By Lisa G. McCurdy

Walk into any of Newport’s historic homes and look up. Above the doors, along the walls and on the ceiling you’ll find ornamental flowers, figures and scrolls, often culminating in a central medallion, and all sculpted from plaster. While most of the original work was created during the Gilded Age, its current luster can be attributed to one man, Ken Wildes of Joshua & Co.  

Wildes’ experience with plaster began in the 1970s, as a plasterer for a builder, before going out on his own with a drywall and plaster company. It wasn’t until the early ’90s, when economic reductions in the residential construction market forced him to rethink his vocation, that Wildes turned to more decorative work. “One day, my wife and I visited Rosecliff,” he says. “I looked up and I thought, ‘I can do this.’” He practiced the craft for about three years and decided to close his drywall business and go into ornamental work. 

Much of his local practice has been restoration, where water damage is the common culprit. Wildes uses modern materials to replicate the original work and is so good at it that he claims no one can tell the difference.  

To fashion ornate medallions, cornice moldings and other decorative accents, Wildes will make sketches and fabricate templates and molds. Starting with a sketch based heavily on math — a subject Wildes jokes was not his forte in school — he begins to create, or re-create, the intricate designs. “I’ll go in and take photos of the work, and if it’s highly ornamented, I’ll try to remove some of the elements that exist or make molds of what’s in place,” Wildes says.  When working from scratch, he will build the molds or templates by hand.

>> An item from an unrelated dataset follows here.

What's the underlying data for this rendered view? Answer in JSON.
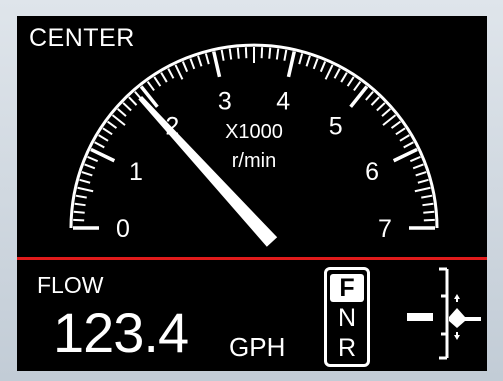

Between molds he’s taken from restorations and those he’s made himself, Wildes estimates he has more than 2,500 different prototypes to work off of.  

But that’s not all there is to it. There are all of the intricate details, like flowers, leaves, birds and shells, that have to be added. Here, Wildes’ high school background with pottery comes into play. “I make all of my roses, for example, by hand out of clay, and then put them into a kiln,” he says, adding that he never suspected his youthful interest in sculpture would end up being a foundation for his career.   

Today, Wildes works alongside his son, Ken Jr., on historic buildings and private residences, both in Newport and coast to coast. In early 2020, Joshua & Co. completed a restoration of the BankNewport building on Washington Square. The building has three ceiling sections — a center ceiling and two mirrored alcoves off to the sides. “The owners of the bank wanted to add three chandeliers where originally there was just one,” Wildes says. “I had to redesign [the alcoves] in my own interpretation, so that three chandeliers could be installed and make it look like they had always been there. It was a little restoration and a little bit of my own capabilities.”  

In Newport, ornamental plaster is not limited to just the historic buildings open to the public or the large private estates on Ocean Drive. Many smaller historic homes boast plaster detailing, or are built in a style where these accents could be appropriate adornments. With delicate details on your walls and ceiling, you’ll be prepared to join the ranks of Mrs. Astor’s “400,” even if you’re just entertaining a friend or two for dinner.